Last year, KCS announced the resumption of weekly intermodal service between the Dallas area and the Port of New Orleans. The previously offered intermodal service in this lane had been discontinued following Hurricane Katrina in 2005.
KCS’ Wylie Intermodal Terminal at the Port of New Orleans has an automated gate system with high definition imagers, optical character recognition and biometric driver identification. It also has 1,500 parking spaces, 400 container stack spots, enhanced traffic signals, specific turn lanes, two 5,000-foot intermodal tracks, and an annual lift capacity of over 342,000 units.
Norfolk Southern – Norfolk Southern reportedly generated more than 60,000 carloads of new rail traffic in 2018 through collaborative efforts that helped 90 industries locate or expand business operations along the company’s rail lines.
The 72 new and 18 expanded industries across 17 states represented an investment of $1.5 billion by Norfolk Southern customers. This commercial development is expected to create nearly 3,000 new customer jobs and contribute to the economic vitality in communities across the railroad’s service area.
Norfolk Southern works with state and local economic development leaders on projects involving site location and development of infrastructure to connect customers to its rail system. The railroad provides free and confidential facility location services, including industrial park planning, site layout, track design, and supply-chain analysis.
Among the largest development projects that generated new annual rail carloads on Norfolk Southern in 2018 were a new tissue mill in Circleville, Ohio; an advanced-technology saw mill in Talladega, Alabama; a new consumer-goods manufacturing facility near Martinsburg, West Virginia; a manufacturing facility in Blythewood, South Carolina, that produces film products used in packaging; and new coal mines in Indiana and Pennsylvania.
150 Years On
A century and a half has passed since that blustery April 20, 1869, when the Golden Spike was driven at Promontory Point, Utah, marking the completion of the Transcontinental Railroad that linked the Nebraska/Iowa state line with, ultimately, Sacramento and the Long Wharf in Oakland on the shore of far-off San Francisco Bay.

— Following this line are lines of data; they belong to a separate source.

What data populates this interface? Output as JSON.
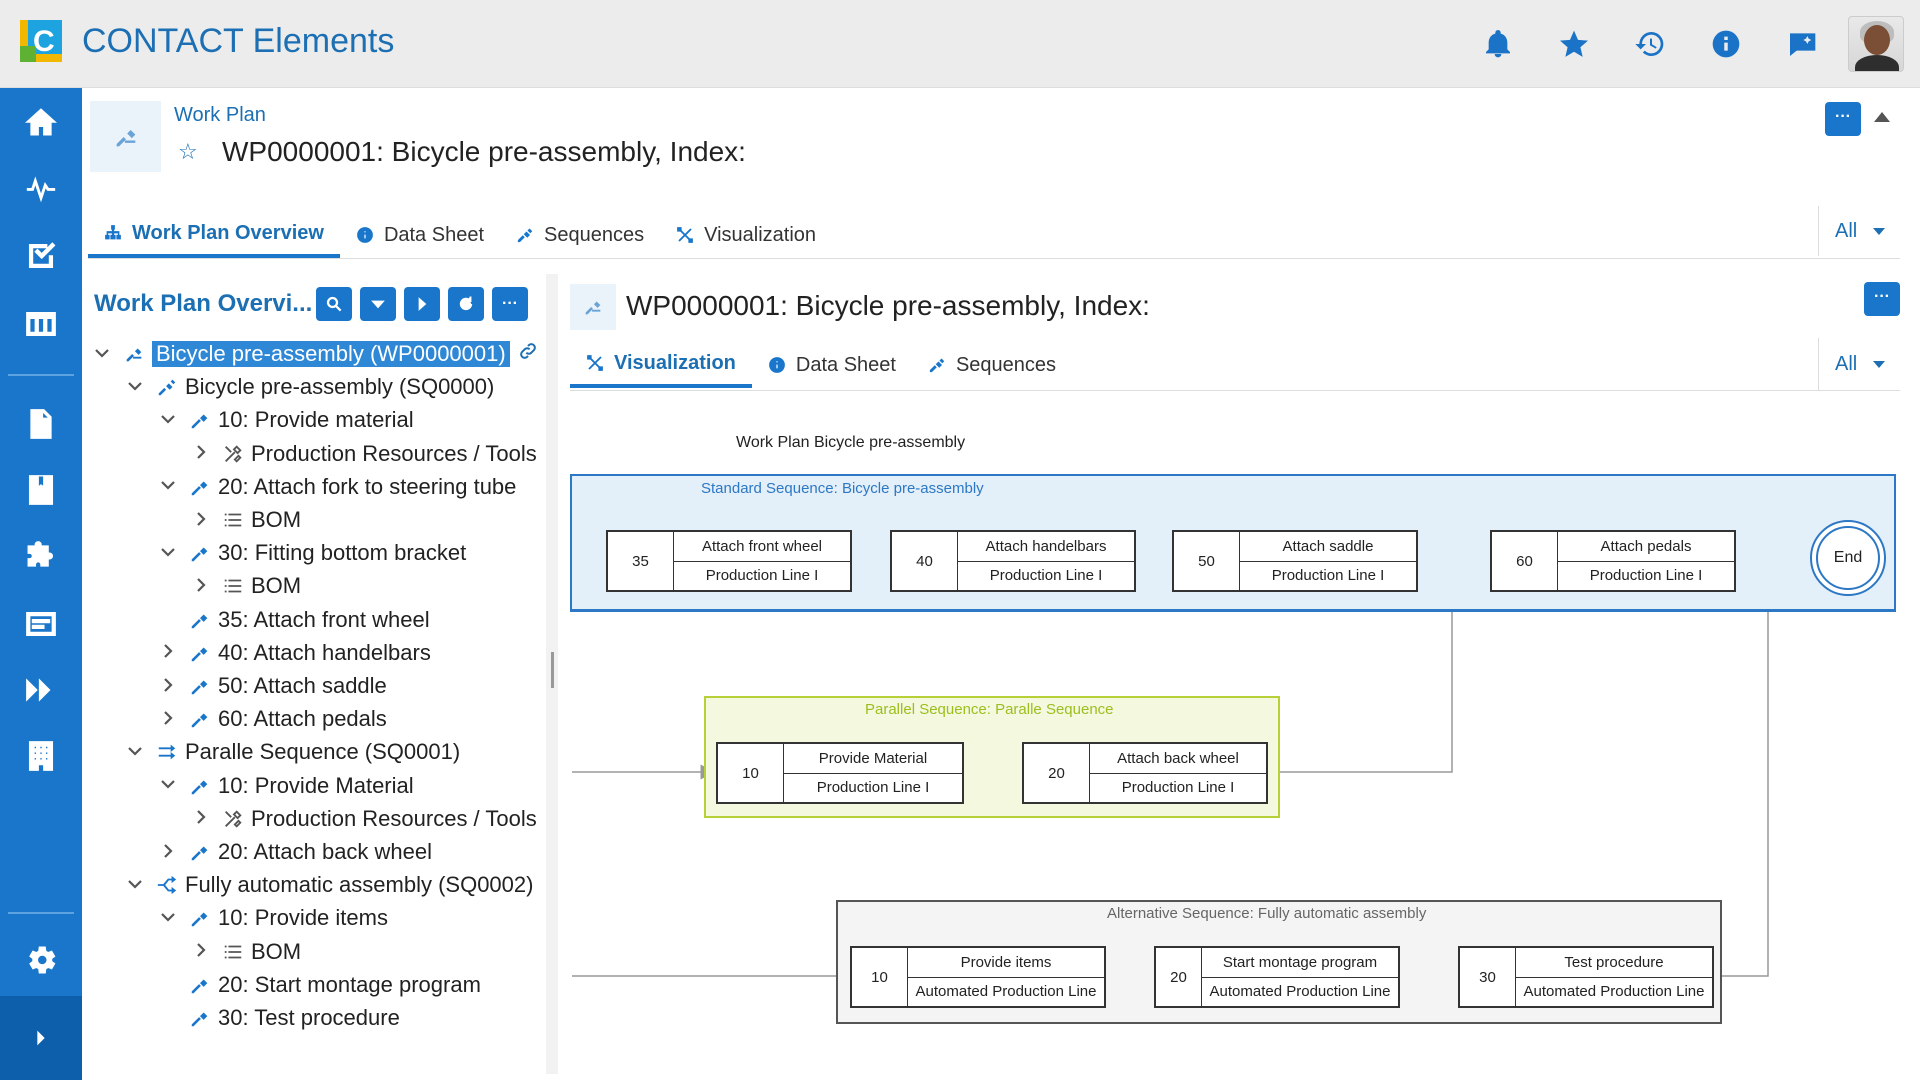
{
  "app": {
    "title": "CONTACT Elements",
    "logo_letter": "C"
  },
  "topbar_icons": [
    "bell-icon",
    "star-icon",
    "history-icon",
    "info-icon",
    "feedback-icon"
  ],
  "leftnav": [
    "home-icon",
    "activity-icon",
    "tasks-icon",
    "table-icon",
    "document-icon",
    "folder-icon",
    "puzzle-icon",
    "card-icon",
    "forward-icon",
    "building-icon",
    "settings-icon"
  ],
  "header": {
    "breadcrumb": "Work Plan",
    "title": "WP0000001: Bicycle pre-assembly, Index:",
    "more_label": "···"
  },
  "tabs": [
    {
      "label": "Work Plan Overview",
      "icon": "hierarchy-icon",
      "active": true
    },
    {
      "label": "Data Sheet",
      "icon": "info-icon",
      "active": false
    },
    {
      "label": "Sequences",
      "icon": "sequence-icon",
      "active": false
    },
    {
      "label": "Visualization",
      "icon": "visualization-icon",
      "active": false
    }
  ],
  "filter_all": "All",
  "tree_panel": {
    "header": "Work Plan Overvi...",
    "more_label": "···",
    "rows": [
      {
        "label": "Bicycle pre-assembly (WP0000001)",
        "level": 0,
        "toggle": "open",
        "icon": "plan",
        "selected": true
      },
      {
        "label": "Bicycle pre-assembly (SQ0000)",
        "level": 1,
        "toggle": "open",
        "icon": "sequence"
      },
      {
        "label": "10: Provide material",
        "level": 2,
        "toggle": "open",
        "icon": "operation"
      },
      {
        "label": "Production Resources / Tools",
        "level": 3,
        "toggle": "closed",
        "icon": "tools"
      },
      {
        "label": "20: Attach fork to steering tube",
        "level": 2,
        "toggle": "open",
        "icon": "operation"
      },
      {
        "label": "BOM",
        "level": 3,
        "toggle": "closed",
        "icon": "list"
      },
      {
        "label": "30: Fitting bottom bracket",
        "level": 2,
        "toggle": "open",
        "icon": "operation"
      },
      {
        "label": "BOM",
        "level": 3,
        "toggle": "closed",
        "icon": "list"
      },
      {
        "label": "35: Attach front wheel",
        "level": 2,
        "toggle": "none",
        "icon": "operation"
      },
      {
        "label": "40: Attach handelbars",
        "level": 2,
        "toggle": "closed",
        "icon": "operation"
      },
      {
        "label": "50: Attach saddle",
        "level": 2,
        "toggle": "closed",
        "icon": "operation"
      },
      {
        "label": "60: Attach pedals",
        "level": 2,
        "toggle": "closed",
        "icon": "operation"
      },
      {
        "label": "Paralle Sequence (SQ0001)",
        "level": 1,
        "toggle": "open",
        "icon": "parallel"
      },
      {
        "label": "10: Provide Material",
        "level": 2,
        "toggle": "open",
        "icon": "operation"
      },
      {
        "label": "Production Resources / Tools",
        "level": 3,
        "toggle": "closed",
        "icon": "tools"
      },
      {
        "label": "20: Attach back wheel",
        "level": 2,
        "toggle": "closed",
        "icon": "operation"
      },
      {
        "label": "Fully automatic assembly (SQ0002)",
        "level": 1,
        "toggle": "open",
        "icon": "alternative"
      },
      {
        "label": "10: Provide items",
        "level": 2,
        "toggle": "open",
        "icon": "operation"
      },
      {
        "label": "BOM",
        "level": 3,
        "toggle": "closed",
        "icon": "list"
      },
      {
        "label": "20: Start montage program",
        "level": 2,
        "toggle": "none",
        "icon": "operation"
      },
      {
        "label": "30: Test procedure",
        "level": 2,
        "toggle": "none",
        "icon": "operation"
      }
    ]
  },
  "right_panel": {
    "title": "WP0000001: Bicycle pre-assembly, Index:",
    "more_label": "···",
    "tabs": [
      {
        "label": "Visualization",
        "icon": "visualization-icon",
        "active": true
      },
      {
        "label": "Data Sheet",
        "icon": "info-icon",
        "active": false
      },
      {
        "label": "Sequences",
        "icon": "sequence-icon",
        "active": false
      }
    ],
    "filter_all": "All"
  },
  "diagram": {
    "title": "Work Plan Bicycle pre-assembly",
    "standard": {
      "label": "Standard Sequence: Bicycle pre-assembly",
      "color": "#2d78c4",
      "ops": [
        {
          "num": "35",
          "name": "Attach front wheel",
          "line": "Production Line I"
        },
        {
          "num": "40",
          "name": "Attach handelbars",
          "line": "Production Line I"
        },
        {
          "num": "50",
          "name": "Attach saddle",
          "line": "Production Line I"
        },
        {
          "num": "60",
          "name": "Attach pedals",
          "line": "Production Line I"
        }
      ],
      "end": "End"
    },
    "parallel": {
      "label": "Parallel Sequence: Paralle Sequence",
      "color": "#9cbf1e",
      "ops": [
        {
          "num": "10",
          "name": "Provide Material",
          "line": "Production Line I"
        },
        {
          "num": "20",
          "name": "Attach back wheel",
          "line": "Production Line I"
        }
      ]
    },
    "alternative": {
      "label": "Alternative Sequence: Fully automatic assembly",
      "color": "#555555",
      "ops": [
        {
          "num": "10",
          "name": "Provide items",
          "line": "Automated Production Line"
        },
        {
          "num": "20",
          "name": "Start montage program",
          "line": "Automated Production Line"
        },
        {
          "num": "30",
          "name": "Test procedure",
          "line": "Automated Production Line"
        }
      ]
    }
  }
}
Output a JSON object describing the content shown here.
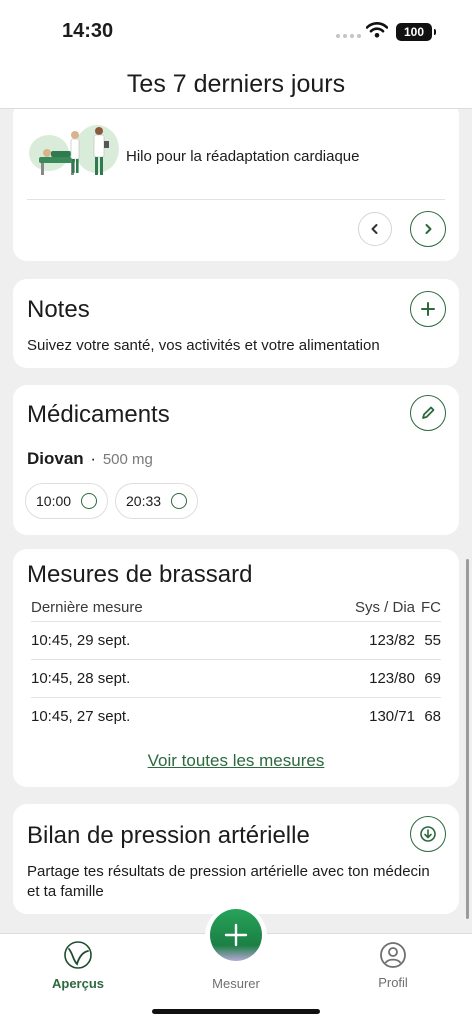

It’s not unreasonable to imagine that the anonymous thousands of immigrant Chinese and Irish who picked, shoveled, and dynamited to completion the tortuous 1,912-mile ‘Pacific Project’ over the plains and through towering mountain ranges never dreamed that, one day, their back-breaking, and often dangerous, toil would form the main artery of what would become the world’s most extensive—and productive—railroad network.
What they accomplished was unparalleled in history. “There was,” wrote historian Stephen Ambrose, “nothing like it in the world.”
And, all these 150 years on, there still isn’t.
Bio: Michael D. White is a published author with four non-fiction books and well more than 1,700 by-lined articles on international transportation and trade to his credit.
During his 35 year career as a journalist, White has served in positions from contributor and reporter to managing editor for a number of publications including Global Trade Magazine, the Los Angeles Daily Commercial News, Pacific Shipper, the Los Angeles Business Journal, International Business Magazine, the Long Beach Press-Telegram, Los Angeles Daily News, Pacific Traffic Magazine, and World Trade Magazine.
He has also served as editor of the CalTrade Report and Pacific Coast Trade websites, North America Public and Media Relations Manager for Mitsui O.S.K. Lines, and as a consultant to Pace University’s World Trade Institute and the Austrian Trade Commission.
A veteran of the United States Coast Guard, White has traveled in both Japan and China, and earned a degree in journalism from California State University and a Certificate in International Business from the Japanese Ministry of Trade & Industry’s International Institute for Studies & Training in Tokyo.